Here are a couple of unusual topics that remind me of the stuff that those Freakonomics guys often talk about.
- The Zillow Trick-or-Treat Index: Zillow, Seattle-based real estate website, rated local neighborhoods on a combination of house value, walk-ability, density and crime data to identify the prime neighborhoods for the best candy haul on Halloween.
- A non-intuitive idea for why health care costs continue to rise: Health insurance companies have rather little motivation to keep overall health care costs down; they will just increase the premiums. The insurance companies profit as a percentage of overall costs. Patients, on the other hand, demand that that the insurance companies cover more new drugs and more procedures. (You don't think that pharmaceutical companies show all those expensive commercials out of the goodness of their hearts, do you?)
The husband related a tale from his office. Software engineers and quality testers were watching a teleconferenced demo of their product. The application crashed, and presented the user with the option to send crash debug information to the software vendor. The user's mouse hovered over the "Cancel" button as the engineers shouted "Send! Send!". (The bug report was sent and picked up by the engineers.) Why wouldn't a user send the troubleshooting information to the software vendor?
At the moment, the user is simply irritated that the application crashed, and they must restart their work. There's no immediate advantage to the user, and even having to click a button sounds like extra work.
Gathering that sort of debug data would probably be more effective if the user was offered some sort of incentive. Example:
- Use personal messaging that conveys the value of sending the information. "Please tell us about this issue. Your contribution is truly appreciated, and will help us to resolve this issue for other users."
- Offer a freebie. "Each crash report is entered into a monthly drawing for an 'I report bugs' t-shirt."
The husband also has some ideas to improve the crash data collection process. He points out that the process should nearly be transparent when the data is sent. There should be a preference setting to control this, which would be presented to the user when the application is first launched, and is also accessible in the application settings at any time.
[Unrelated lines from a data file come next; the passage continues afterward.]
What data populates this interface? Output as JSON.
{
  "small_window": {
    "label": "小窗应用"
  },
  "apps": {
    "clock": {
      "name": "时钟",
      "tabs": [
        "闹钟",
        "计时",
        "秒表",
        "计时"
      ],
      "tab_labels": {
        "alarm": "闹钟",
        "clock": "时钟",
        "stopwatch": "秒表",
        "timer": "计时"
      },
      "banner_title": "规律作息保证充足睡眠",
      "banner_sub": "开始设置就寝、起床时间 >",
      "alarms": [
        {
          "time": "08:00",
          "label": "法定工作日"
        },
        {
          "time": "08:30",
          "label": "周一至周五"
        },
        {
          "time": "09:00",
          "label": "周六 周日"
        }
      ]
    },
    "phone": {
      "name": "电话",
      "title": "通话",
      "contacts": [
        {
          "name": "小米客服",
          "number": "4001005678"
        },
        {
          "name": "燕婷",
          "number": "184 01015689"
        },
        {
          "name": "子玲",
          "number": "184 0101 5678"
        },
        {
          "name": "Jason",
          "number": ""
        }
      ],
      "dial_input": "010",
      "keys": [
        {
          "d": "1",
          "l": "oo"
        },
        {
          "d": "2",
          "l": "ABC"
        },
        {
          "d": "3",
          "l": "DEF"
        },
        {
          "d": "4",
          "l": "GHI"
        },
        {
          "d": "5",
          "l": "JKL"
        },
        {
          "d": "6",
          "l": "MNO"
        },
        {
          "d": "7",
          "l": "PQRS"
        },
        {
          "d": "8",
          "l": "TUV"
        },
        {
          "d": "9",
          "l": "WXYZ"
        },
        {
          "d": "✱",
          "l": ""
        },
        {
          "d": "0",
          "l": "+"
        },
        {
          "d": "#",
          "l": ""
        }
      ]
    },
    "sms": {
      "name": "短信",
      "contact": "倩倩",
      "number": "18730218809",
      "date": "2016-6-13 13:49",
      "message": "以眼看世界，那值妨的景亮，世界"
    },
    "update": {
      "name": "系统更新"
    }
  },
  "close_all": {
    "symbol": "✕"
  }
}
There was an interesting discussion about browser support in Boagworld's panel at the 2009 SXSW conference. (Start listening at about 44 minutes into the podcast. Yes, yes, I'm a little behind in my podcasts.)
When asked when web designers would no longer have to support IE6, Jeremy Keith rejected the very premise of the question - that "supporting" a browser was a simple "yes" or "no" decision. He argued that lessened functionality was OK in older browsers, and that no browser should be denied access to your content.
In my opinion, designing a site which degrades nicely while only testing in a few modern and high-traffic browsers is definitely the way to go.
Data has a lifespan, which is highly dependent on where said data is stored.
For example, I've had two Palm PDAs for in the past decade. I was able to import my data from the old PDA to the new one, and with each I'm able to enter data directly onto my computer and sync with the PDA. I've keeping contact info, shopping lists, and wacky business ideas for for that whole time. In comparison, the old paper address books I used to keep only held people I'd talked to in the past few years.
You can find just about any weird commercial that's recently aired on TV on YouTube, but the older stuff is harder to find. Tom Peterson's prime was well before the internet era, so you'll have to dig up some old VHS tapes to see more than a few of his commercials.